In twenty years of selling real estate, I have only been involved in one lease option agreement which closed. It was a six month lease option. If you opt for the lease option route, you should consult a real estate attorney and find out what is the highest amount of non refundable option money that you can keep if the buyer does not exercise the option to purchase. My understanding is that it is 3% using liquidated damages. I suggest you have a real estate attorney structure the contract as the contract may likely end up in court or arbitration.
Another option might be a wrap around mortgage. These were popular decades ago when interest rates were at record breaking levels. With a wrap-around mortgage, the original mortgage and title remain in the seller’s name. The seller continues to make payments directly to the lender. The buyer and seller agree on terms such as purchase price and down payment. The buyer makes monthly payments to the seller who then pays the lender.
Purchase price $1,500,000
Buyer Down Payment: $300,000
Seller’s Current Loan Balance: $700,000

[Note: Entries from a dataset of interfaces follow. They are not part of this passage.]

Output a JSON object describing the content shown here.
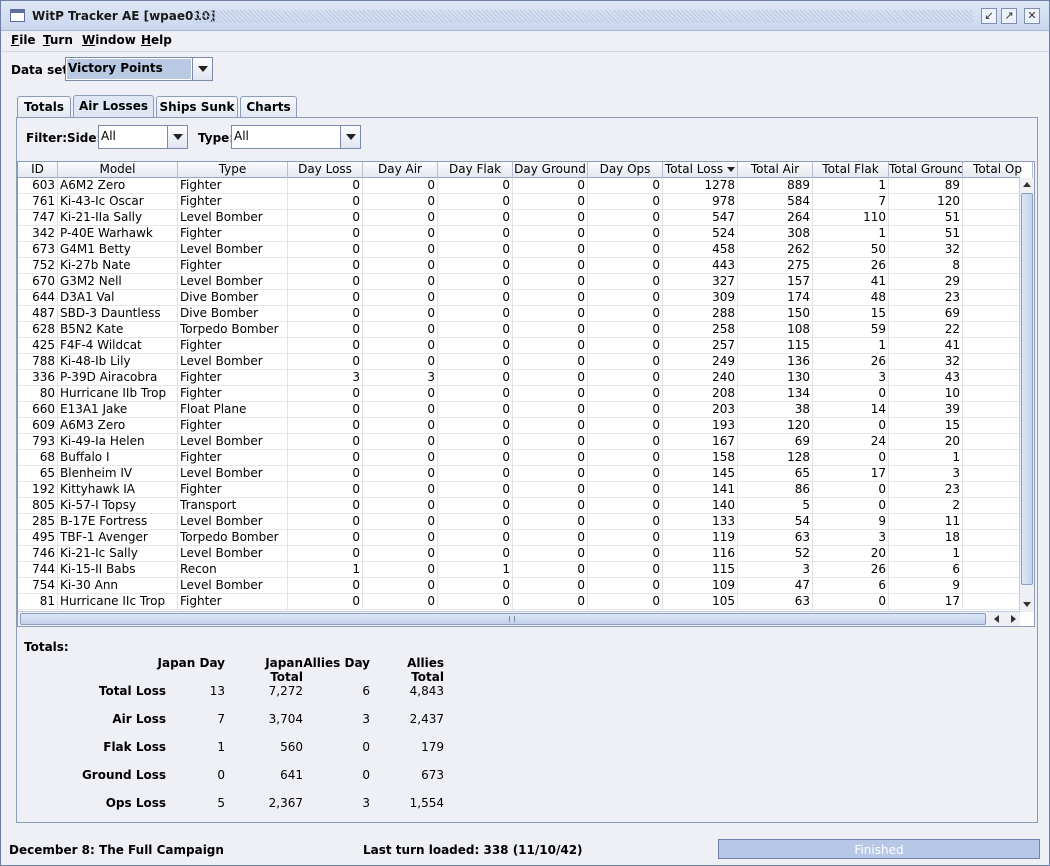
{
  "window": {
    "title": "WitP Tracker AE [wpae010]"
  },
  "menu": [
    "File",
    "Turn",
    "Window",
    "Help"
  ],
  "dataset": {
    "label": "Data set:",
    "value": "Victory Points"
  },
  "tabs": [
    {
      "label": "Totals",
      "active": false
    },
    {
      "label": "Air Losses",
      "active": true
    },
    {
      "label": "Ships Sunk",
      "active": false
    },
    {
      "label": "Charts",
      "active": false
    }
  ],
  "filter": {
    "label": "Filter:",
    "side_label": "Side:",
    "side_value": "All",
    "type_label": "Type:",
    "type_value": "All"
  },
  "table": {
    "columns": [
      "ID",
      "Model",
      "Type",
      "Day Loss",
      "Day Air",
      "Day Flak",
      "Day Ground",
      "Day Ops",
      "Total Loss",
      "Total Air",
      "Total Flak",
      "Total Ground",
      "Total Op"
    ],
    "sorted_column": "Total Loss",
    "rows": [
      [
        "603",
        "A6M2 Zero",
        "Fighter",
        "0",
        "0",
        "0",
        "0",
        "0",
        "1278",
        "889",
        "1",
        "89",
        "2"
      ],
      [
        "761",
        "Ki-43-Ic Oscar",
        "Fighter",
        "0",
        "0",
        "0",
        "0",
        "0",
        "978",
        "584",
        "7",
        "120",
        "2"
      ],
      [
        "747",
        "Ki-21-IIa Sally",
        "Level Bomber",
        "0",
        "0",
        "0",
        "0",
        "0",
        "547",
        "264",
        "110",
        "51",
        "1"
      ],
      [
        "342",
        "P-40E Warhawk",
        "Fighter",
        "0",
        "0",
        "0",
        "0",
        "0",
        "524",
        "308",
        "1",
        "51",
        "1"
      ],
      [
        "673",
        "G4M1 Betty",
        "Level Bomber",
        "0",
        "0",
        "0",
        "0",
        "0",
        "458",
        "262",
        "50",
        "32",
        "1"
      ],
      [
        "752",
        "Ki-27b Nate",
        "Fighter",
        "0",
        "0",
        "0",
        "0",
        "0",
        "443",
        "275",
        "26",
        "8",
        "1"
      ],
      [
        "670",
        "G3M2 Nell",
        "Level Bomber",
        "0",
        "0",
        "0",
        "0",
        "0",
        "327",
        "157",
        "41",
        "29",
        "1"
      ],
      [
        "644",
        "D3A1 Val",
        "Dive Bomber",
        "0",
        "0",
        "0",
        "0",
        "0",
        "309",
        "174",
        "48",
        "23",
        ""
      ],
      [
        "487",
        "SBD-3 Dauntless",
        "Dive Bomber",
        "0",
        "0",
        "0",
        "0",
        "0",
        "288",
        "150",
        "15",
        "69",
        ""
      ],
      [
        "628",
        "B5N2 Kate",
        "Torpedo Bomber",
        "0",
        "0",
        "0",
        "0",
        "0",
        "258",
        "108",
        "59",
        "22",
        ""
      ],
      [
        "425",
        "F4F-4 Wildcat",
        "Fighter",
        "0",
        "0",
        "0",
        "0",
        "0",
        "257",
        "115",
        "1",
        "41",
        "1"
      ],
      [
        "788",
        "Ki-48-Ib Lily",
        "Level Bomber",
        "0",
        "0",
        "0",
        "0",
        "0",
        "249",
        "136",
        "26",
        "32",
        ""
      ],
      [
        "336",
        "P-39D Airacobra",
        "Fighter",
        "3",
        "3",
        "0",
        "0",
        "0",
        "240",
        "130",
        "3",
        "43",
        ""
      ],
      [
        "80",
        "Hurricane IIb Trop",
        "Fighter",
        "0",
        "0",
        "0",
        "0",
        "0",
        "208",
        "134",
        "0",
        "10",
        ""
      ],
      [
        "660",
        "E13A1 Jake",
        "Float Plane",
        "0",
        "0",
        "0",
        "0",
        "0",
        "203",
        "38",
        "14",
        "39",
        "1"
      ],
      [
        "609",
        "A6M3 Zero",
        "Fighter",
        "0",
        "0",
        "0",
        "0",
        "0",
        "193",
        "120",
        "0",
        "15",
        ""
      ],
      [
        "793",
        "Ki-49-Ia Helen",
        "Level Bomber",
        "0",
        "0",
        "0",
        "0",
        "0",
        "167",
        "69",
        "24",
        "20",
        ""
      ],
      [
        "68",
        "Buffalo I",
        "Fighter",
        "0",
        "0",
        "0",
        "0",
        "0",
        "158",
        "128",
        "0",
        "1",
        ""
      ],
      [
        "65",
        "Blenheim IV",
        "Level Bomber",
        "0",
        "0",
        "0",
        "0",
        "0",
        "145",
        "65",
        "17",
        "3",
        ""
      ],
      [
        "192",
        "Kittyhawk IA",
        "Fighter",
        "0",
        "0",
        "0",
        "0",
        "0",
        "141",
        "86",
        "0",
        "23",
        ""
      ],
      [
        "805",
        "Ki-57-I Topsy",
        "Transport",
        "0",
        "0",
        "0",
        "0",
        "0",
        "140",
        "5",
        "0",
        "2",
        "1"
      ],
      [
        "285",
        "B-17E Fortress",
        "Level Bomber",
        "0",
        "0",
        "0",
        "0",
        "0",
        "133",
        "54",
        "9",
        "11",
        ""
      ],
      [
        "495",
        "TBF-1 Avenger",
        "Torpedo Bomber",
        "0",
        "0",
        "0",
        "0",
        "0",
        "119",
        "63",
        "3",
        "18",
        ""
      ],
      [
        "746",
        "Ki-21-Ic Sally",
        "Level Bomber",
        "0",
        "0",
        "0",
        "0",
        "0",
        "116",
        "52",
        "20",
        "1",
        ""
      ],
      [
        "744",
        "Ki-15-II Babs",
        "Recon",
        "1",
        "0",
        "1",
        "0",
        "0",
        "115",
        "3",
        "26",
        "6",
        ""
      ],
      [
        "754",
        "Ki-30 Ann",
        "Level Bomber",
        "0",
        "0",
        "0",
        "0",
        "0",
        "109",
        "47",
        "6",
        "9",
        ""
      ],
      [
        "81",
        "Hurricane IIc Trop",
        "Fighter",
        "0",
        "0",
        "0",
        "0",
        "0",
        "105",
        "63",
        "0",
        "17",
        ""
      ]
    ]
  },
  "totals": {
    "label": "Totals:",
    "headers": [
      "Japan Day",
      "Japan Total",
      "Allies Day",
      "Allies Total"
    ],
    "rows": [
      {
        "label": "Total Loss",
        "values": [
          "13",
          "7,272",
          "6",
          "4,843"
        ]
      },
      {
        "label": "Air Loss",
        "values": [
          "7",
          "3,704",
          "3",
          "2,437"
        ]
      },
      {
        "label": "Flak Loss",
        "values": [
          "1",
          "560",
          "0",
          "179"
        ]
      },
      {
        "label": "Ground Loss",
        "values": [
          "0",
          "641",
          "0",
          "673"
        ]
      },
      {
        "label": "Ops Loss",
        "values": [
          "5",
          "2,367",
          "3",
          "1,554"
        ]
      }
    ]
  },
  "status": {
    "scenario": "December 8: The Full Campaign",
    "last_turn": "Last turn loaded: 338 (11/10/42)",
    "progress_text": "Finished",
    "progress": 1.0
  },
  "colors": {
    "accent": "#b9c8e3",
    "border": "#8c9bb8",
    "background": "#eef0f6"
  }
}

Basically the buyer is financing $1,200,000 with the seller; the seller continues to pay the $700,000 loan each month and payments on the $500,000 balance is also paid by the buyer to the seller.
Both these selling scenarios are complex and have pitfalls. In addition to a very experienced real estate agent, and escrow officer, I strongly advise that you contact a real estate attorney.